## Required action:
If a line in the data below holds the word "true", copy it.

## Dataset records:
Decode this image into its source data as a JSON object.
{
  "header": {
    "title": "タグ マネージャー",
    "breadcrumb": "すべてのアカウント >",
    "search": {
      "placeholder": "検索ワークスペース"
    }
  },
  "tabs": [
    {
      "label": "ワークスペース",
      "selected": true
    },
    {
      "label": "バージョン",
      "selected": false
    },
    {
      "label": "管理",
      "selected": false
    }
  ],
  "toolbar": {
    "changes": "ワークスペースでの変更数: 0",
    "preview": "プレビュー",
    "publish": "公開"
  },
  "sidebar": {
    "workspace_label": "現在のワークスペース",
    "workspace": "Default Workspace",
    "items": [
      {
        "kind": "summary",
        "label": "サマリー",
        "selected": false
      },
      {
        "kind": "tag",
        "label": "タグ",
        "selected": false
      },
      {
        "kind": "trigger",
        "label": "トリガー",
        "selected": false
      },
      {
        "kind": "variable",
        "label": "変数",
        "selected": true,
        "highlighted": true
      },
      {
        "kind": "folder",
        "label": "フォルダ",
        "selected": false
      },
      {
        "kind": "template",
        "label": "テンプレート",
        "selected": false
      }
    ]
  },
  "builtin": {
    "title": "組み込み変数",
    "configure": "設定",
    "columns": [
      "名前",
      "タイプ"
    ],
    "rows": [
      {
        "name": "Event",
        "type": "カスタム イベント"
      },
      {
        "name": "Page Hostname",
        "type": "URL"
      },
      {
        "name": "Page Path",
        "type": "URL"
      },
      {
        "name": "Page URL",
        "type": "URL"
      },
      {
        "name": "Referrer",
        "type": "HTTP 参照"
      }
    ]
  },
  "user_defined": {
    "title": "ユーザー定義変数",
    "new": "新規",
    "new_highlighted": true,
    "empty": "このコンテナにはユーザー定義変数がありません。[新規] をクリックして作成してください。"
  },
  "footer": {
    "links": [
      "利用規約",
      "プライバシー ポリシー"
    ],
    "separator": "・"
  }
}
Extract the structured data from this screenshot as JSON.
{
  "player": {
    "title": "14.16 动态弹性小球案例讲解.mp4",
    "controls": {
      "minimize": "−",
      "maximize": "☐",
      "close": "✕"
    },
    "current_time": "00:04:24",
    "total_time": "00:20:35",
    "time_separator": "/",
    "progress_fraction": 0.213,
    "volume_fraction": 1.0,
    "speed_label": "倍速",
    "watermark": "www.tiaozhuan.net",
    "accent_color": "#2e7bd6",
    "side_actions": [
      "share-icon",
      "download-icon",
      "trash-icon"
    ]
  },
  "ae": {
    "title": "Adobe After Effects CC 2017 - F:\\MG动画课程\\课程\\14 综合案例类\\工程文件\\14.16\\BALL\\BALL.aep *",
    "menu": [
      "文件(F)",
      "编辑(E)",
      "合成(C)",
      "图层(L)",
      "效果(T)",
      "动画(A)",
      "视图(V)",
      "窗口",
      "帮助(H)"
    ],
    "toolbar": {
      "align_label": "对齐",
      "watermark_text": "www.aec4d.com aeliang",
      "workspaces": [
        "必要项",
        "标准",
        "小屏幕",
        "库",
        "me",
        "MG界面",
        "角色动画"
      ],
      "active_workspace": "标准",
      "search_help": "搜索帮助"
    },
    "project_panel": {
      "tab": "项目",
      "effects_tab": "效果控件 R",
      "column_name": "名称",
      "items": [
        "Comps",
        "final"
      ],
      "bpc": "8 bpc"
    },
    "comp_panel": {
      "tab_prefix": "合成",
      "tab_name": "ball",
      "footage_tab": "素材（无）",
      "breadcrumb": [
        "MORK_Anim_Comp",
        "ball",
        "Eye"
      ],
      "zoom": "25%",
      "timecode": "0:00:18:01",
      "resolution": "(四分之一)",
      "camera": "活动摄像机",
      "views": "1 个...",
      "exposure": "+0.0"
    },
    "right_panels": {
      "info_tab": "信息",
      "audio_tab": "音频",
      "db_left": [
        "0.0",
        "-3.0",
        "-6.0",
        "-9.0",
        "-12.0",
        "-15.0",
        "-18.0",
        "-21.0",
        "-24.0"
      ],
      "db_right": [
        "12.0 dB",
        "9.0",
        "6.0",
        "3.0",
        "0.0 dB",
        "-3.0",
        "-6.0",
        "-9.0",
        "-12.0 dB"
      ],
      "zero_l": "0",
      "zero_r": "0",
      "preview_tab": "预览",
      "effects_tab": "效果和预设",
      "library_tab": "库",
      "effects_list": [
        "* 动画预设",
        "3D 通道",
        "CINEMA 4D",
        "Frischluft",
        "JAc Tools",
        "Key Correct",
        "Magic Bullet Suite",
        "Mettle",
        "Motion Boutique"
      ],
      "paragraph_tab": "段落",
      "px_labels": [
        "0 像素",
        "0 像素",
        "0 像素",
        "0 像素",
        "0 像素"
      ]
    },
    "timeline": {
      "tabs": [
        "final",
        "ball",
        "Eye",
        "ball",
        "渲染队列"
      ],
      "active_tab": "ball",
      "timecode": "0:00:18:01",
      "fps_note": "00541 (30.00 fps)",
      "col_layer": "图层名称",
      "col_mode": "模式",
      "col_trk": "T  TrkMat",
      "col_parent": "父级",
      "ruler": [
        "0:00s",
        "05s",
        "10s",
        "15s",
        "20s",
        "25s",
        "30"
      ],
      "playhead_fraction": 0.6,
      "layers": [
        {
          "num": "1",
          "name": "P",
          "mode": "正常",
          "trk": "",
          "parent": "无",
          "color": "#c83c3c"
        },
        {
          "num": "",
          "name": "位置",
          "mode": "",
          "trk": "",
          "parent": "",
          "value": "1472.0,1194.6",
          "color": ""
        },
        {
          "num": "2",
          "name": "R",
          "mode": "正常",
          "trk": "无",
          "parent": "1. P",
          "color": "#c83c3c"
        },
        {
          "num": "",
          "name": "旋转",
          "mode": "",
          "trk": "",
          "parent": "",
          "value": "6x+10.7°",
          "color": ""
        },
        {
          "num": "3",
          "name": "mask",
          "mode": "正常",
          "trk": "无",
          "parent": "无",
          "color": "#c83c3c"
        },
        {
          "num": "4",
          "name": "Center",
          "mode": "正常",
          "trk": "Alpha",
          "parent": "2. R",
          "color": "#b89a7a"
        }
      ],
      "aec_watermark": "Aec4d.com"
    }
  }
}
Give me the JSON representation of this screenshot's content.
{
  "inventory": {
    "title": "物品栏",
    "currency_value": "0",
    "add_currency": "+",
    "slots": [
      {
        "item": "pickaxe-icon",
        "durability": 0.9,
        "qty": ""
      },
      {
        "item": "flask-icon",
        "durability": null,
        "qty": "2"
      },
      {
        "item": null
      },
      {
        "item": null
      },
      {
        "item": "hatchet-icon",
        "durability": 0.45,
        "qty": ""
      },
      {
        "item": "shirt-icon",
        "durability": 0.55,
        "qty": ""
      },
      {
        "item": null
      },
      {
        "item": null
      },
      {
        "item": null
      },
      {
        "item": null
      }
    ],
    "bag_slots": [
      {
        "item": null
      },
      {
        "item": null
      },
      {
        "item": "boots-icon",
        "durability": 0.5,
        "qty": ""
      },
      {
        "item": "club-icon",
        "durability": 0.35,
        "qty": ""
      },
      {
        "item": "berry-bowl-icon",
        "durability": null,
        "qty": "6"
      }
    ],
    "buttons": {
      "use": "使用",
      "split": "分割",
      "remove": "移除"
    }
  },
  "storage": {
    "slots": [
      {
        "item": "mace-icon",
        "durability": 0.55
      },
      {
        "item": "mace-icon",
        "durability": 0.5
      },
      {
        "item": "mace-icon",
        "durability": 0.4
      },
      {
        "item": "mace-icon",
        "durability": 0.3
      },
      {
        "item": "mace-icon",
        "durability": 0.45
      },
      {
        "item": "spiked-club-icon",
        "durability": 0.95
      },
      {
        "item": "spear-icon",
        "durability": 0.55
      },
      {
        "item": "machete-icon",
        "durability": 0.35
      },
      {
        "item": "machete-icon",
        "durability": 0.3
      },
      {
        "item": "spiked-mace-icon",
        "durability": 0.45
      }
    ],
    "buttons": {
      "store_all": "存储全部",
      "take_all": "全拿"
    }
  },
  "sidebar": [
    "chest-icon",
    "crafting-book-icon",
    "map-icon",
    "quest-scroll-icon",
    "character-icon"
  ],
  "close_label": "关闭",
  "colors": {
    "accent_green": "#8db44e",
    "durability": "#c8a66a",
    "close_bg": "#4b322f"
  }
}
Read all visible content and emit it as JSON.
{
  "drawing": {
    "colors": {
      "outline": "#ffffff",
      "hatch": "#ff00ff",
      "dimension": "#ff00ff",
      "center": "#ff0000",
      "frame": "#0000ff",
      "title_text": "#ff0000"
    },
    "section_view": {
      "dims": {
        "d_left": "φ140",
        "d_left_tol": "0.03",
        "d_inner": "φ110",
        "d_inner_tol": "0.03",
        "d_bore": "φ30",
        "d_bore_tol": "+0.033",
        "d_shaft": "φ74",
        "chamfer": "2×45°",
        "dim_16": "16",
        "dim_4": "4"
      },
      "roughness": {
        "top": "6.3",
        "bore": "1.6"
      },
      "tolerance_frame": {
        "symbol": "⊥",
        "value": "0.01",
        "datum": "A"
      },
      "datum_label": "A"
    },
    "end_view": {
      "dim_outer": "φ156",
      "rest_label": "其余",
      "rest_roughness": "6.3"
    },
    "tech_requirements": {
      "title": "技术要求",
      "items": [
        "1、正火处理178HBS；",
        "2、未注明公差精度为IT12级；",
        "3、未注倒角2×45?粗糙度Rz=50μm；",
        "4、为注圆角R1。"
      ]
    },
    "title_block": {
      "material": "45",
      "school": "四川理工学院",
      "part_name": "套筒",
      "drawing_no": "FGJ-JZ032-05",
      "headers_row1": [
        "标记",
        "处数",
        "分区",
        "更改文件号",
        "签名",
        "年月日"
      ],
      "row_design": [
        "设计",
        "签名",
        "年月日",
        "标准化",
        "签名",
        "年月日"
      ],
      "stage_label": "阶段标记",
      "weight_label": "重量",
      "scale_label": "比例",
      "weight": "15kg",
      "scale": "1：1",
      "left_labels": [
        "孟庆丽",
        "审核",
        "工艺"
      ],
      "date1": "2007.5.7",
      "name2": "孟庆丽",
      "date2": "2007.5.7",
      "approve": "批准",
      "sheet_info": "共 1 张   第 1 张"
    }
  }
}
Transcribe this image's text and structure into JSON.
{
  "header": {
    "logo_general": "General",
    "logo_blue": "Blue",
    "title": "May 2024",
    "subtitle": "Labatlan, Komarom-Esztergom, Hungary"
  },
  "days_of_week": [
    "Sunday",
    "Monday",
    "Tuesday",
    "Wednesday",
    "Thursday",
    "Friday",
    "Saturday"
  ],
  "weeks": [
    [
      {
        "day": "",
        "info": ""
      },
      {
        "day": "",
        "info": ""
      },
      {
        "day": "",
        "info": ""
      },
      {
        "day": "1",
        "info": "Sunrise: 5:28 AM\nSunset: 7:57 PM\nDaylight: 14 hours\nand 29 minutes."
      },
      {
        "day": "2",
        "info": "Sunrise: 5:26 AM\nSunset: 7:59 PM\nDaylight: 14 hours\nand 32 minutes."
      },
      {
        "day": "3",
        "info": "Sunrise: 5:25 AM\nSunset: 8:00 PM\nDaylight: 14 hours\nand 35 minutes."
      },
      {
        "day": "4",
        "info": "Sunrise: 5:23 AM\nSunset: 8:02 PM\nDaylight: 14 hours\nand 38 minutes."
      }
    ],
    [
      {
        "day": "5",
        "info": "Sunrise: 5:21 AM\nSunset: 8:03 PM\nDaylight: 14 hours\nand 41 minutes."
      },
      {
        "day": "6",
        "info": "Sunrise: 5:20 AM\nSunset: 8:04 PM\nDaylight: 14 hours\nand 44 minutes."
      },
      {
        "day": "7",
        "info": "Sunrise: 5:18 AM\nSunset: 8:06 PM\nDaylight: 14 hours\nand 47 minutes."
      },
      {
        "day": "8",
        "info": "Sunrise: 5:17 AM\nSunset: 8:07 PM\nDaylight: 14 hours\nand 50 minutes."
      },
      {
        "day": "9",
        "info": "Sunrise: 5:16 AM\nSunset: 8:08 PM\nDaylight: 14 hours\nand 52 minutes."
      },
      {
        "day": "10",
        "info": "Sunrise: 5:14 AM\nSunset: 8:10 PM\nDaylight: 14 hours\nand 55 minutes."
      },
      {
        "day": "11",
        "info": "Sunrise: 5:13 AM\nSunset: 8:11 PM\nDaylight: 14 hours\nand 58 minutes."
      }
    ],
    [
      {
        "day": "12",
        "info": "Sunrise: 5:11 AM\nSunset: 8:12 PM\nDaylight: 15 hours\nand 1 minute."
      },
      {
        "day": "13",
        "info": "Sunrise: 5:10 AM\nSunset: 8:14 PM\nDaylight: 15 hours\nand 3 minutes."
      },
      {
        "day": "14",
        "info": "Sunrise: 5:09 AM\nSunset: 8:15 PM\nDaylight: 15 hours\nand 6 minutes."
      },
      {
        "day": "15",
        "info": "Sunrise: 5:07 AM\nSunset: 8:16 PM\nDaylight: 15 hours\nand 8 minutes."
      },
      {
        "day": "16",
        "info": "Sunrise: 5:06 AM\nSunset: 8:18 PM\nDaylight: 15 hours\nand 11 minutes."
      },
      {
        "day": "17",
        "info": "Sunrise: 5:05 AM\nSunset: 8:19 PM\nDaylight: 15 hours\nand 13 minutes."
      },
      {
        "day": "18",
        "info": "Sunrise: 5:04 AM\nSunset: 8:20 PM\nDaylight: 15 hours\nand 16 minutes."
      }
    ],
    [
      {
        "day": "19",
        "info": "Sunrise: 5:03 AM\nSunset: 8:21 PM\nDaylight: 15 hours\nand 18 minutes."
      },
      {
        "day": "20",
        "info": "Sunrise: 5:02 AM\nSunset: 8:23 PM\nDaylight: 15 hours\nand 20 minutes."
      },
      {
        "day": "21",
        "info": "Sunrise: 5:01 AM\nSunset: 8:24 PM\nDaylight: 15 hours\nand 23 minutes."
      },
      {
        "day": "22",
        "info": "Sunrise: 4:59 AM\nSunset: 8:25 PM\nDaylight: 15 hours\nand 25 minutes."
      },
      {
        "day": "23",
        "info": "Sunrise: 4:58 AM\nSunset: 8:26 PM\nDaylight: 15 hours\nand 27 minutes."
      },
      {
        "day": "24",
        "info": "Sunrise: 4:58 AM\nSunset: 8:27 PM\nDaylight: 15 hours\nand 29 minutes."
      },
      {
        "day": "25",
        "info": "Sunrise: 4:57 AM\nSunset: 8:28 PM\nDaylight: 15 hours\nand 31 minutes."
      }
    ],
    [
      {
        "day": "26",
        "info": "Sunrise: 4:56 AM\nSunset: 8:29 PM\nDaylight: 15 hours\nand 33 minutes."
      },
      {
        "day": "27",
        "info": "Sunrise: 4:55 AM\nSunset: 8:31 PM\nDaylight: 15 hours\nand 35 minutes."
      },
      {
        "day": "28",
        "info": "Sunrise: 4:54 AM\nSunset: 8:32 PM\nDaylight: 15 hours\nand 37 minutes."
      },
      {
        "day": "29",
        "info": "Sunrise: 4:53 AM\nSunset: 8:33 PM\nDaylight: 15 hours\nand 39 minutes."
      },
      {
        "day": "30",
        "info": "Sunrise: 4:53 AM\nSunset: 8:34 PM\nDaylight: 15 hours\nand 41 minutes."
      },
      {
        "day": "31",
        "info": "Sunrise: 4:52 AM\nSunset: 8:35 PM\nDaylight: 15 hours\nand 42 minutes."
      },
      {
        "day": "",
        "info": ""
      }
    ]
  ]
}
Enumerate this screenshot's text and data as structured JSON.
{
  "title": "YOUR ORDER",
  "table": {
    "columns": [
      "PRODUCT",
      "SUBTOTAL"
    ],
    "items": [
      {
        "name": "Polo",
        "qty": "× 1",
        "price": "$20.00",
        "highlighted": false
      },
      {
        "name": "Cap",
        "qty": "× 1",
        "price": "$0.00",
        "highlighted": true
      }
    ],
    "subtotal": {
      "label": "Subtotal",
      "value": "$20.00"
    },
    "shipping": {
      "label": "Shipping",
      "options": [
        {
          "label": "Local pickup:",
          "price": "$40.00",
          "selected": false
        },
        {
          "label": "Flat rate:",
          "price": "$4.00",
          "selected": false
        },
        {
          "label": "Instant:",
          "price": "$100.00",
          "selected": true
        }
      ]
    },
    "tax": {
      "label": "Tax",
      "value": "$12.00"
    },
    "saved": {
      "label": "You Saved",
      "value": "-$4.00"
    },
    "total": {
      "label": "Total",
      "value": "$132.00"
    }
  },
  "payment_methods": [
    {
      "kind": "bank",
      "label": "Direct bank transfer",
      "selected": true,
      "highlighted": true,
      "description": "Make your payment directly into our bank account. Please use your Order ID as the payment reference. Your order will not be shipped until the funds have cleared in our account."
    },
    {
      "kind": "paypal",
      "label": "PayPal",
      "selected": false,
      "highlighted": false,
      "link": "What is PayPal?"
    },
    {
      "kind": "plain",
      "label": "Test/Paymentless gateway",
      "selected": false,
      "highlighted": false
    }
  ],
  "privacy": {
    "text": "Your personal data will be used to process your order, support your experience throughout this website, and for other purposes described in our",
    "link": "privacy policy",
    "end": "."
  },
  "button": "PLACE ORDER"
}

## Written response:
      "selected": true
        "selected": true,
        "highlighted": true
    "new_highlighted": true,
        "highlighted": true
          "selected": true
      "selected": true,
      "highlighted": true,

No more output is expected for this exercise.